The goal of any construction contractor is to design and build a structure that will maintain relevance and usefulness for many years after it’s built. Much of interior design and architecture mirrors changes in art movements, so it’s important to examine cultural trends when building private and public spaces.
Today’s homeowner and business-owner prefer buildings with strong, beautiful design, multi functional spaces and close proximity to public transportation. They also desire construction that accounts for smart technology and energy sustainability.
Smaller Homes, Larger Yards
While the excitement surrounding the Tiny-House movement appears to have dwindled among most consumers, the desire for smaller homes seems to be here to stay. Many are squeezing their families into smaller square footage in order to save money or to live minimally, yet the desire for smaller living does not always mean settling for a smaller yard or an older home design.
Most are looking for more intricate interior (and exterior) design, with spaces that can serve many functions rather than many rooms, with each only serving one function.
Urban Village Living
Another growing cultural shift for homes and businesses is the desire to form smaller communities with shorter distances between businesses and families. Many consumers are looking to reduce their dependence on cars for transportation, to help the environment and their budget. If neighborhoods are designed with nearby businesses in mind and reliable public transportation available, then communities can begin to form a cohesive relationship between employing and selling to locals.

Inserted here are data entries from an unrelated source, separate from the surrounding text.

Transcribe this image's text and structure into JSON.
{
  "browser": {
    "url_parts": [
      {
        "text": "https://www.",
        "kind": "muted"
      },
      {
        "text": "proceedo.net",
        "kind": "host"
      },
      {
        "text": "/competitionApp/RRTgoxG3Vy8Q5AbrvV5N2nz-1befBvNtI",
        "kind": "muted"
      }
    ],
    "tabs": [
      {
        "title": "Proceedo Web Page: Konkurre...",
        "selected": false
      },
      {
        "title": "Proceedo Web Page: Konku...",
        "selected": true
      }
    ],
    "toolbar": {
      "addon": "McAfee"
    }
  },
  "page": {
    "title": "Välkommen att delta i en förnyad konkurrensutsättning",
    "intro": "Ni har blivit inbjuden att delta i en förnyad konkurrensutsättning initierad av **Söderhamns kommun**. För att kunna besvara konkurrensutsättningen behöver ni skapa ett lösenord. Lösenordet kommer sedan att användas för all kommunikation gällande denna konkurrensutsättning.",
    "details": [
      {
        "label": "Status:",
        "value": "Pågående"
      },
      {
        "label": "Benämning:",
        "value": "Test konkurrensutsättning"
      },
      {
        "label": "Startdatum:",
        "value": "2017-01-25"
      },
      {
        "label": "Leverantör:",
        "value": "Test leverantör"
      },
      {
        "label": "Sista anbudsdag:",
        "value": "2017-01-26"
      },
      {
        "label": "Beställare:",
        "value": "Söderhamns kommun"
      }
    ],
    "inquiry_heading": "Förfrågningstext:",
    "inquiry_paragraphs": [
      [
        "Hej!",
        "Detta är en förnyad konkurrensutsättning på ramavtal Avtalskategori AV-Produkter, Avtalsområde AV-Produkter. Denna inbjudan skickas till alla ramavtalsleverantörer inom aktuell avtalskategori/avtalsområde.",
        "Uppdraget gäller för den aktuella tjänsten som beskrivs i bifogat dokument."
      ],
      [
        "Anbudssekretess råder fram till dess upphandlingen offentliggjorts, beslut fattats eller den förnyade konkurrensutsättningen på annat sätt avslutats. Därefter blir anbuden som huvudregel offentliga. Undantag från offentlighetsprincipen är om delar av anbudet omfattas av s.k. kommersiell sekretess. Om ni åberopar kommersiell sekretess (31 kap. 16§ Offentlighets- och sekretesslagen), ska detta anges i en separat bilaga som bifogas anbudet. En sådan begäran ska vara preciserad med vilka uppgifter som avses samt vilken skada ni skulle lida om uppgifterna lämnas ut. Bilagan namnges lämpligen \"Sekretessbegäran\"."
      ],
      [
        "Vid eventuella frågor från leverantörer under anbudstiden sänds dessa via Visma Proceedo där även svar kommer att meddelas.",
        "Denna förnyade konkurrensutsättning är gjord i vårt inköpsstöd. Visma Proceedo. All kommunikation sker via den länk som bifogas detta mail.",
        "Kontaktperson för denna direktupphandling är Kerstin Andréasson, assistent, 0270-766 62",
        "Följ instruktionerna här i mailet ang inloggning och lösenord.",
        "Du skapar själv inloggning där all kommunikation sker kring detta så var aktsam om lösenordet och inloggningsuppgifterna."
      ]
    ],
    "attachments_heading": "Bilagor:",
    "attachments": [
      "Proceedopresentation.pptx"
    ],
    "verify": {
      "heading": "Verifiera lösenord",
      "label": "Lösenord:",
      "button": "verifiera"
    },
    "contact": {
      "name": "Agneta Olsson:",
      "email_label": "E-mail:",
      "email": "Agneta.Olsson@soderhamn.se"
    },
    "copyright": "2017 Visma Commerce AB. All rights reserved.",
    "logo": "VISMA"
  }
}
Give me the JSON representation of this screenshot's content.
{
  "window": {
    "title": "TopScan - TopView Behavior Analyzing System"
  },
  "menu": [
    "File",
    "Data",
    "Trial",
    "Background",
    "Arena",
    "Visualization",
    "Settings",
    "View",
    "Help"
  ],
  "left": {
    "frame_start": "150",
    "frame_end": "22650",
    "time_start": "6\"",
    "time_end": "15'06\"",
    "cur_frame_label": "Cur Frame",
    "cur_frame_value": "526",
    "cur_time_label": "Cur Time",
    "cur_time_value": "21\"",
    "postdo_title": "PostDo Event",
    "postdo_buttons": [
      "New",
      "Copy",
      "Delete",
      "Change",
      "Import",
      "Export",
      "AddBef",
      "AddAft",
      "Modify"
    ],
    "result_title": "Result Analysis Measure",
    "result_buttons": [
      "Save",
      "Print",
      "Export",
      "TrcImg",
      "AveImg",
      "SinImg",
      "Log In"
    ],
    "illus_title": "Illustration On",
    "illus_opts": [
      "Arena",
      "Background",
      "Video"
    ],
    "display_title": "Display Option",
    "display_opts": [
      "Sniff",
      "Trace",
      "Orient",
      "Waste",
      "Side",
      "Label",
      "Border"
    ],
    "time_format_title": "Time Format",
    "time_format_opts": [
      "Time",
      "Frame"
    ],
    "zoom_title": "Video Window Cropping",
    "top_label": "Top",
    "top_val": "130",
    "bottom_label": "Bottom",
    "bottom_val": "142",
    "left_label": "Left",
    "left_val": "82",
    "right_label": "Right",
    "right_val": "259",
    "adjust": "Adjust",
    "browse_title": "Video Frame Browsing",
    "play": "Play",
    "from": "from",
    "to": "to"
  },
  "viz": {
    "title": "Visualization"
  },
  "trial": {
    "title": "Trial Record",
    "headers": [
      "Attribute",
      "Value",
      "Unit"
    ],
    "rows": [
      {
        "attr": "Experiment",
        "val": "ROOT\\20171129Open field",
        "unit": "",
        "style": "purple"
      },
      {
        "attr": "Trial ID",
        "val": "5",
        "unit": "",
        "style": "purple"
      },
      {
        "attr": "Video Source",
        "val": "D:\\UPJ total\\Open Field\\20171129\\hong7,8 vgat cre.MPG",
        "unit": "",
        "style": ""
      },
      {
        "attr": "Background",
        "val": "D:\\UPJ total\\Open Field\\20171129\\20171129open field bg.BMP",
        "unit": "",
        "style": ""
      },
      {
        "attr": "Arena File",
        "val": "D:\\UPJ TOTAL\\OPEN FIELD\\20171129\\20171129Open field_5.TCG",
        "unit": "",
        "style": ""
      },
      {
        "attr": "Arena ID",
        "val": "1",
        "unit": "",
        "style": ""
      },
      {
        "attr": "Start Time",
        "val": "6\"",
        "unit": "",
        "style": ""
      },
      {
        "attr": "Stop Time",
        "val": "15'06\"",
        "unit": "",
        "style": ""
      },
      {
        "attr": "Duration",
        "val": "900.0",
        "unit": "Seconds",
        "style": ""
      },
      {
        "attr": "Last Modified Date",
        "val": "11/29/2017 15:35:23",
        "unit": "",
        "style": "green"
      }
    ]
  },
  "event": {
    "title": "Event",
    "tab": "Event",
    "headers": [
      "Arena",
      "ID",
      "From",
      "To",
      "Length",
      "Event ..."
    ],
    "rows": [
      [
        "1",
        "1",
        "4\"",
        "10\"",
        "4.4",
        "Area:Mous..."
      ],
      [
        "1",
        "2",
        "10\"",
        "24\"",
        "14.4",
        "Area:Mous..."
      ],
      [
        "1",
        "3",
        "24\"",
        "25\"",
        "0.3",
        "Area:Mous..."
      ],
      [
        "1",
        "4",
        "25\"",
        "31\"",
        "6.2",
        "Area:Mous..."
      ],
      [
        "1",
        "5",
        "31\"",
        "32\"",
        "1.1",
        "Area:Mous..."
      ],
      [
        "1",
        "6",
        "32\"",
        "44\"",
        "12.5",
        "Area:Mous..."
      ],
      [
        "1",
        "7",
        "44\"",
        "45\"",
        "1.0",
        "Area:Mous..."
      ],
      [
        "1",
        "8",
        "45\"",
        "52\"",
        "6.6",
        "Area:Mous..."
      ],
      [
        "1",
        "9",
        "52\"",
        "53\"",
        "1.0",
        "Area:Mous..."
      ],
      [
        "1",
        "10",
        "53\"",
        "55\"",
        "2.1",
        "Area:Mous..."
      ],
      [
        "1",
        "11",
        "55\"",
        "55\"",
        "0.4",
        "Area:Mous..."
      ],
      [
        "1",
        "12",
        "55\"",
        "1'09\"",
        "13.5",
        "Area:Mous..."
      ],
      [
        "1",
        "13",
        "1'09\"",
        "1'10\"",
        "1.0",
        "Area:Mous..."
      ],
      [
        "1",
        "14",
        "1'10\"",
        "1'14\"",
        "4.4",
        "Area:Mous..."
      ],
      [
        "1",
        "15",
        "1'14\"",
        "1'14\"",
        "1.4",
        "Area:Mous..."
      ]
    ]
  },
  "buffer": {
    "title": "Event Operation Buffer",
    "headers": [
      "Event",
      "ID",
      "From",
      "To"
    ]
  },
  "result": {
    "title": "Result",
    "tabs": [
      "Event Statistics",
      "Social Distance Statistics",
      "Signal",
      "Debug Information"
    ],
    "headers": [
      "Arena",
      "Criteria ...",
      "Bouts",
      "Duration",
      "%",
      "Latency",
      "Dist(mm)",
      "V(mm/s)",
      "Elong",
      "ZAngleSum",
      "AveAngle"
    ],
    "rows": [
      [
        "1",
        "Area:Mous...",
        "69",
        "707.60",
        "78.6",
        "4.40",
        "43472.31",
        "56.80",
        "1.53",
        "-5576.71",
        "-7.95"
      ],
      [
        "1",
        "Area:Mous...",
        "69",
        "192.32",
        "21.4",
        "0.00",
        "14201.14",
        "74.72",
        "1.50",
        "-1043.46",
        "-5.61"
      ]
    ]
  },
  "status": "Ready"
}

Strength and Elegance
For some, the only homes worth investing in are those that can withstand the elements. The primary function of a home is to provide shelter, and some are wary of living in homes that can’t survive natural disasters. As a result, the traditional style of home building, with wooden framing and drywall, is being replaced with more resilient materials, such a concrete and steel framing. Industrial building design in homes is usually paired with more organic or luxurious accents to create warmth in an otherwise cold environment.
The largest cultural shift in recent years has been the symbiotic relationship between advanced technology in construction and energy efficient design. 3D-printing can fill the gaps between materials found in nature and creative modern design needs. AR, Augmented Reality, and VR, Virtual Reality, can be used to precisely pilot drones into small and dangerous areas. Modern technology has also contributed to an increase in offsite construction and delivery, allowing for less time building on site with weather and location concerns.
Some buildings are designed with energy usage in mind, with minimal usage of traditional electrical or water hookups. These self-sustaining buildings are usually hooked up to their local water and electrical supply but rarely use them. Instead, they use water collected from rainwater tanks or solar power generated into electricity to fulfill their energy needs.
It seems that with modern technology advancing each day, a building’s construction can only be limited by its design. With smart technology and energy efficiency becoming a necessary part of everyday life, businesses and homeowners expect these accommodations to be designed into their buildings. Including smart appliances and hookups, such as lights and faucets set with motion sensors, can serve the dual-purpose of providing innovative technology and using less energy.